Siwek, Joanna P., Żelazny, Mirosław, Siwek, Janusz, Szymański, Wojciech
Water, air, and soil pollution 2017 v.228 no.11 pp. 445
agricultural watersheds, floods, hills, hydrograph, hydrometeorology, hysteresis, land use, potassium, rain, runoff, seasonal variation, snowmelt, soil, stream channels, summer, woodlands, Poland
The purpose of the study was to determine the role of land use, seasonality, and hydrometeorological conditions on the relationship between stream water potassium (K⁺) concentration and discharge during different types of floods—short- and long-duration rainfall floods as well as snowmelt floods on frozen and thawed soils.

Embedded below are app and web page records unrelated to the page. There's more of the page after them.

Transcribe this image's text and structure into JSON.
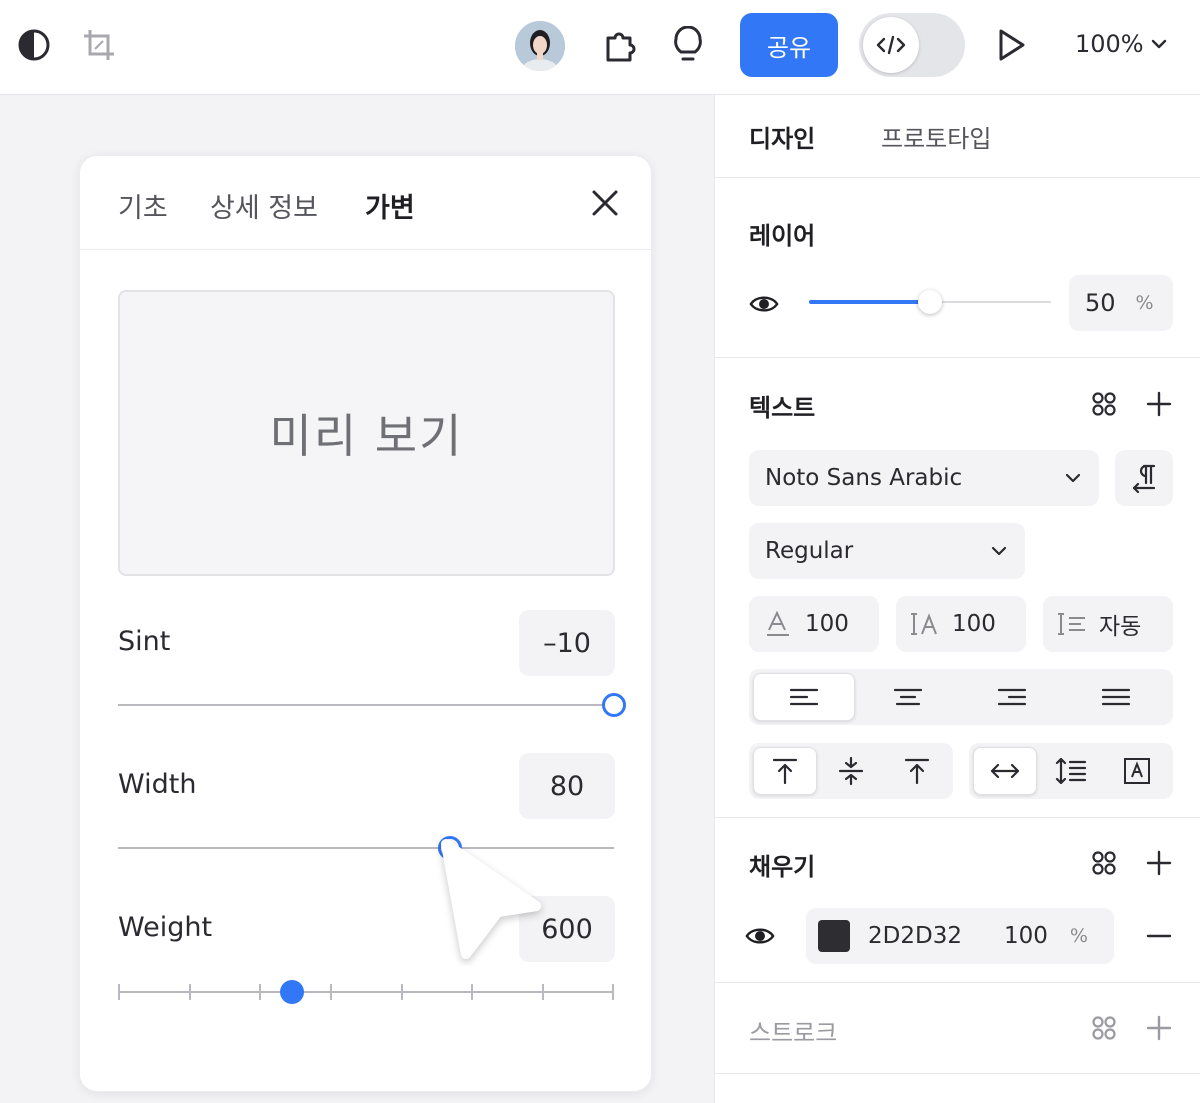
{
  "toolbar": {
    "share_label": "공유",
    "zoom": "100%",
    "icons": [
      "contrast-icon",
      "crop-icon",
      "plugin-icon",
      "lightbulb-icon",
      "code-icon",
      "play-icon",
      "chevron-down-icon"
    ]
  },
  "card": {
    "tabs": [
      {
        "label": "기초",
        "active": false
      },
      {
        "label": "상세 정보",
        "active": false
      },
      {
        "label": "가변",
        "active": true
      }
    ],
    "preview_text": "미리 보기",
    "axes": [
      {
        "label": "Sint",
        "value": "–10",
        "level": 1.0
      },
      {
        "label": "Width",
        "value": "80",
        "level": 0.67
      },
      {
        "label": "Weight",
        "value": "600",
        "level": 0.36
      }
    ]
  },
  "panel": {
    "tabs": [
      {
        "label": "디자인",
        "active": true
      },
      {
        "label": "프로토타입",
        "active": false
      }
    ],
    "layer": {
      "title": "레이어",
      "opacity_value": "50",
      "opacity_unit": "%",
      "opacity_level": 0.5
    },
    "text": {
      "title": "텍스트",
      "font_family": "Noto Sans Arabic",
      "font_weight": "Regular",
      "font_size": "100",
      "letter_spacing": "100",
      "line_height": "자동"
    },
    "fill": {
      "title": "채우기",
      "hex": "2D2D32",
      "opacity": "100",
      "unit": "%",
      "color": "#2d2d32"
    },
    "stroke": {
      "title": "스트로크"
    }
  },
  "colors": {
    "accent": "#3277f5"
  }
}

The research was conducted in small catchments (agricultural, woodland, mixed-use) in the Carpathian Foothills (Poland). In the woodland catchment, lower K⁺ concentrations were noted for each given specific runoff value for summer rainfall floods versus snowmelt floods (seasonal effect). In the agricultural and mixed-use catchments, the opposite was true due to their greater ability to flush K⁺ out of the soil in the summer. In the stream draining woodland catchment, higher K⁺ concentrations occurred during the rising limb than during the falling limb of the hydrograph (clockwise hysteresis) for all flood types, except for snowmelt floods with the ground not frozen. In the agricultural catchment, clockwise hystereses were produced for short- and long-duration rainfall floods caused by high-intensity, high-volume rainfall, while anticlockwise hystereses were produced for short- and long-duration rainfall floods caused by low-intensity, low-volume rainfall as well as during snowmelt floods with the soil frozen and not frozen. In the mixed-use catchment, the hysteresis direction was also affected by different lag times for water reaching stream channels from areas with different land use. K⁺ hystereses for the woodland catchment were more narrow than those for the agricultural and mixed-use catchments due to a smaller pool of K⁺ in the woodland catchment. In all streams, the widest hystereses were produced for rainfall floods preceded by a long period without rainfall.